QUOTE(Bounce @ Dec 15 2006, 10:36 AM) <{POST_SNAPBACK}>
what about those of us who can't help but hang off? i tried tucking it in my boot but that was a little too close and was a might cramped.


Try a few knots

QUOTE(afterburn @ Dec 15 2006, 03:22 AM) <{POST_SNAPBACK}>
I don't like that 'The Pace' article that keeps popping up on all forums from time to time. Although it is generally right and good reading, people seem to take it as the bible and generate BS like "if you have to brake, you don't ride the pace or you are doing it wrong" They seem to confuse a possible result with the objective and make the result the objective. And that seems to be about 90% of riders that pride themselves for riding the pace. Those riders keep shoving the pace into other peoples faces by telling them how wrong they are doing things, while they themselves clearly didn't get the message.

Disclaimer: not saying this applies to anyone here, but is something I have noticed over the years. Particularly on ST.n.


I could understand not liking that.

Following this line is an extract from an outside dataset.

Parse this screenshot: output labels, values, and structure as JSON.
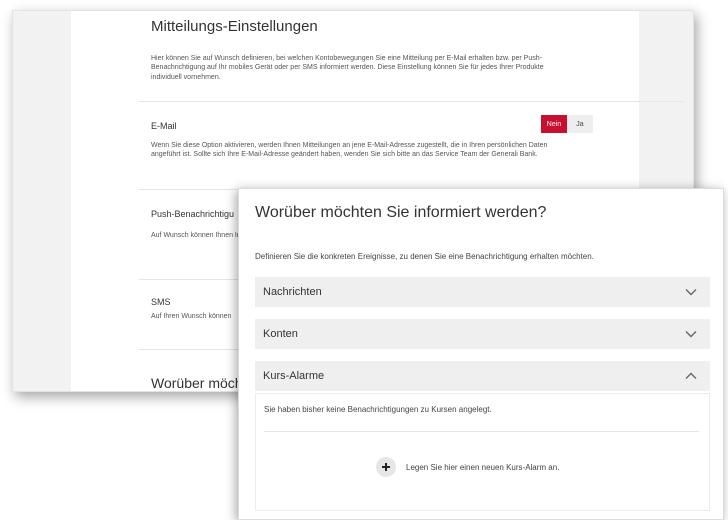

I'd say the pace is a good guidline, certainly not the rider's bible
"Riding Moto-Bike is great fun, I want to hear the stories, I'll never come close to many of these wonderful accomplishments, but I love to hear the stories, I love to dream ...these extremes capture my imagination. Amazing feats." -- RenoJohn|We all live our amazing stories from our perspective and when I read a good story with a good feeling about a bike, I get it.|Watch your temper, I have cows! try me